We should be racing to the top, to create the highest quality of homes and buildings possible.
Homes should last generations and be extremely energy efficient. Even the least expensive homes have cars parked outside that are so technologically advanced that they make the homes they sit in front of look like mud huts in a technology comparison.
Yes, these homes we are building and the ones we want to build soon might cost more in the short term, but they are going to pay for themselves many times over in years to come. My brother and I are investing in that future, because we owe it to our children and the generations after them to build a better future, not just a cheaper, shameful one today.
About the Author:
CMO at Karoleena

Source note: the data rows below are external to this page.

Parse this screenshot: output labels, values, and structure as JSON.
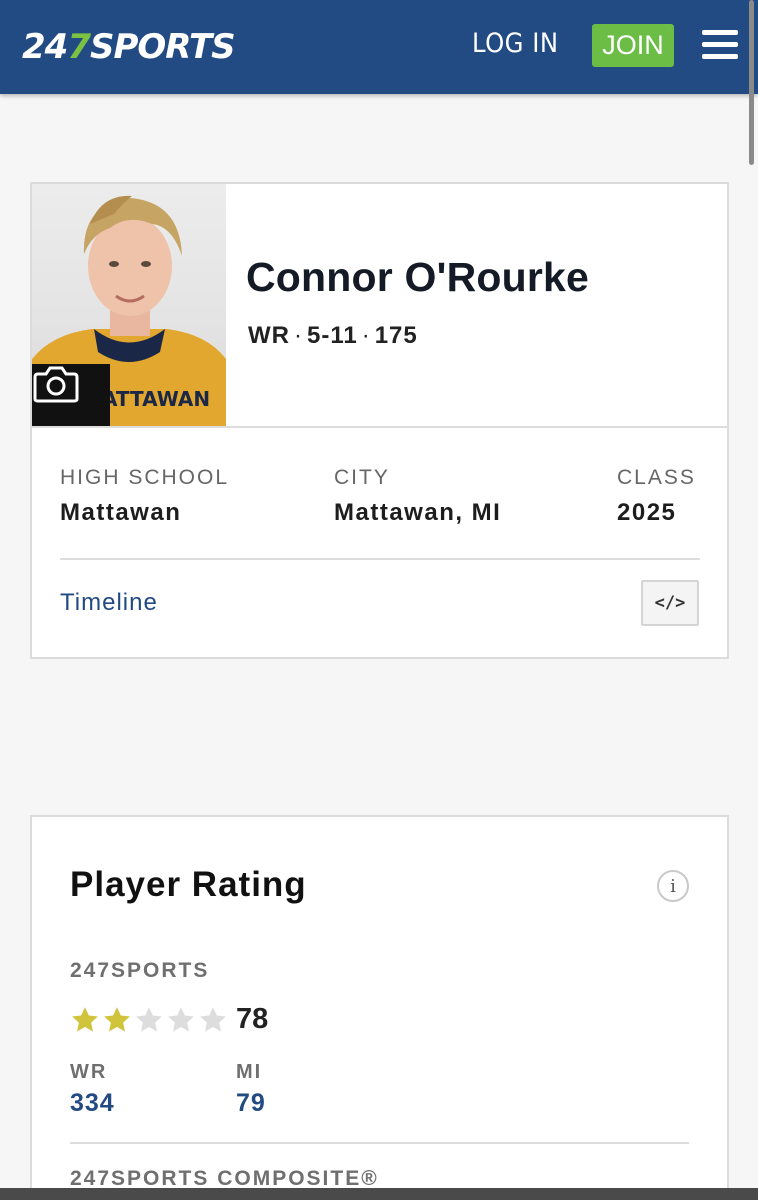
{
  "header": {
    "logo_text": "247SPORTS",
    "logo_part1": "24",
    "logo_part2": "7",
    "logo_part3": "SPORTS",
    "login_label": "LOG IN",
    "join_label": "JOIN",
    "brand_color": "#224a83",
    "accent_color": "#6cbd45",
    "menu_icon": "hamburger-menu-icon"
  },
  "player": {
    "name": "Connor O'Rourke",
    "position": "WR",
    "height": "5-11",
    "weight": "175",
    "photo_icon": "camera-icon",
    "high_school_label": "HIGH SCHOOL",
    "high_school": "Mattawan",
    "city_label": "CITY",
    "city": "Mattawan, MI",
    "class_label": "CLASS",
    "class_year": "2025",
    "timeline_label": "Timeline",
    "embed_label": "</>"
  },
  "rating": {
    "title": "Player Rating",
    "info_icon": "info-icon",
    "source_label": "247SPORTS",
    "stars_filled": 2,
    "stars_total": 5,
    "score": "78",
    "position_rank_label": "WR",
    "position_rank": "334",
    "state_rank_label": "MI",
    "state_rank": "79",
    "composite_label": "247SPORTS COMPOSITE®",
    "star_color": "#cfc43b",
    "star_empty_color": "#dddddd"
  }
}
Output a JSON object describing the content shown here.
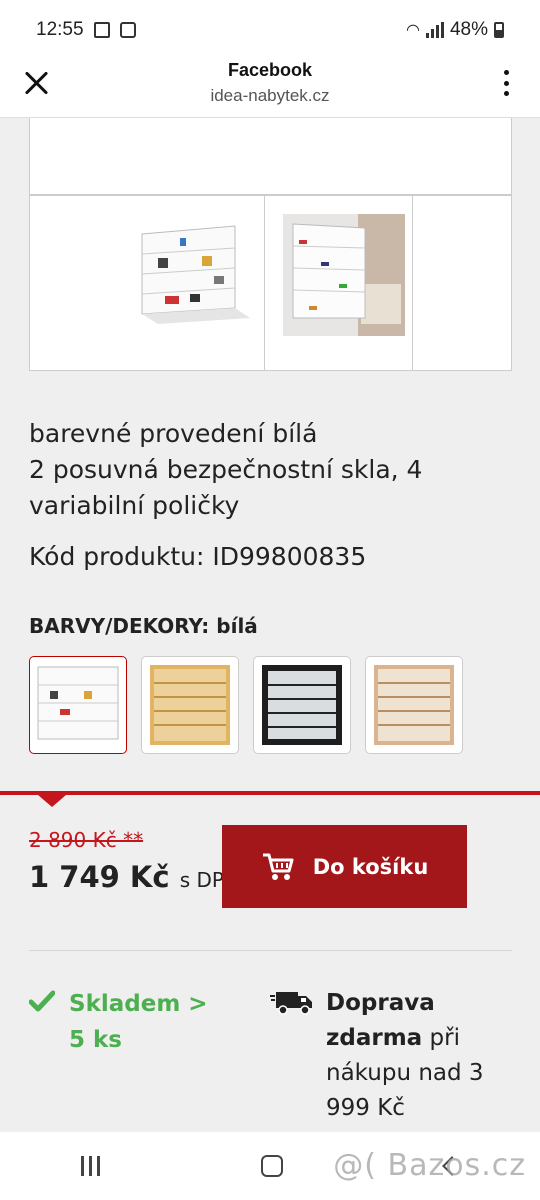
{
  "status_bar": {
    "time": "12:55",
    "battery": "48%"
  },
  "browser": {
    "title": "Facebook",
    "url": "idea-nabytek.cz"
  },
  "product": {
    "description": "barevné provedení bílá\n2 posuvná bezpečnostní skla, 4 variabilní poličky",
    "code": "Kód produktu: ID99800835",
    "color_label": "BARVY/DEKORY: bílá",
    "swatches": [
      {
        "name": "bílá",
        "color": "#ffffff"
      },
      {
        "name": "buk",
        "color": "#e0b462"
      },
      {
        "name": "černá",
        "color": "#1e1e1e"
      },
      {
        "name": "dub sonoma",
        "color": "#d9b48e"
      }
    ]
  },
  "price": {
    "old": "2 890 Kč **",
    "new": "1 749 Kč",
    "vat_note": "s DPH",
    "cart_label": "Do košíku"
  },
  "availability": {
    "stock": "Skladem > 5 ks",
    "shipping_bold": "Doprava zdarma",
    "shipping_rest": "při nákupu nad 3 999 Kč"
  },
  "watermark": "@( Bazos.cz",
  "colors": {
    "accent": "#c4161c",
    "cart_bg": "#a3171b",
    "stock_green": "#4caf50"
  },
  "icons": [
    "close-icon",
    "menu-dots-icon",
    "cart-icon",
    "check-icon",
    "truck-icon"
  ]
}
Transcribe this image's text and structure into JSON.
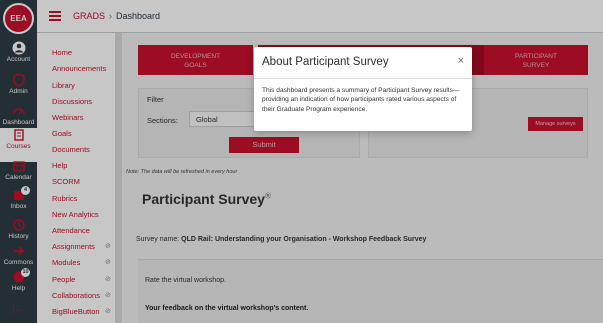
{
  "logo": {
    "text": "EEA"
  },
  "global_nav": [
    {
      "label": "Account",
      "icon": "account-icon"
    },
    {
      "label": "Admin",
      "icon": "admin-icon"
    },
    {
      "label": "Dashboard",
      "icon": "dashboard-icon"
    },
    {
      "label": "Courses",
      "icon": "courses-icon",
      "active": true
    },
    {
      "label": "Calendar",
      "icon": "calendar-icon"
    },
    {
      "label": "Inbox",
      "icon": "inbox-icon",
      "badge": "4"
    },
    {
      "label": "History",
      "icon": "history-icon"
    },
    {
      "label": "Commons",
      "icon": "commons-icon"
    },
    {
      "label": "Help",
      "icon": "help-icon",
      "badge": "10"
    }
  ],
  "header": {
    "course": "GRADS",
    "separator": "›",
    "current": "Dashboard"
  },
  "course_nav": [
    {
      "label": "Home"
    },
    {
      "label": "Announcements"
    },
    {
      "label": "Library"
    },
    {
      "label": "Discussions"
    },
    {
      "label": "Webinars"
    },
    {
      "label": "Goals"
    },
    {
      "label": "Documents"
    },
    {
      "label": "Help"
    },
    {
      "label": "SCORM"
    },
    {
      "label": "Rubrics"
    },
    {
      "label": "New Analytics"
    },
    {
      "label": "Attendance"
    },
    {
      "label": "Assignments",
      "hidden_icon": true
    },
    {
      "label": "Modules",
      "hidden_icon": true
    },
    {
      "label": "People",
      "hidden_icon": true
    },
    {
      "label": "Collaborations",
      "hidden_icon": true
    },
    {
      "label": "BigBlueButton",
      "hidden_icon": true
    }
  ],
  "tiles": [
    {
      "line1": "DEVELOPMENT",
      "line2": "GOALS"
    },
    {
      "line1": "PARTICIPANT",
      "line2": "SURVEY"
    }
  ],
  "filter": {
    "title": "Filter",
    "sections_label": "Sections:",
    "sections_value": "Global",
    "submit_label": "Submit"
  },
  "manage_surveys_label": "Manage surveys",
  "note": "Note: The data will be refreshed in every hour",
  "page_title": "Participant Survey",
  "page_title_mark": "®",
  "survey": {
    "label": "Survey name:",
    "name": "QLD Rail: Understanding your Organisation - Workshop Feedback Survey"
  },
  "questions": [
    "Rate the virtual workshop.",
    "Your feedback on the virtual workshop's content."
  ],
  "modal": {
    "title": "About Participant Survey",
    "close": "×",
    "body": "This dashboard presents a summary of Participant Survey results—providing an indication of how participants rated various aspects of their Graduate Program experience."
  },
  "colors": {
    "brand": "#c8102e",
    "nav_bg": "#2d3b45"
  }
}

Kurt Goodjohn co-founded Karoleena with his brother and previously served as CEO of the modular building company. Karoleena’s homes are built in a climate controlled facility and shipped to site with an emphasis on energy-efficiency and smart home features.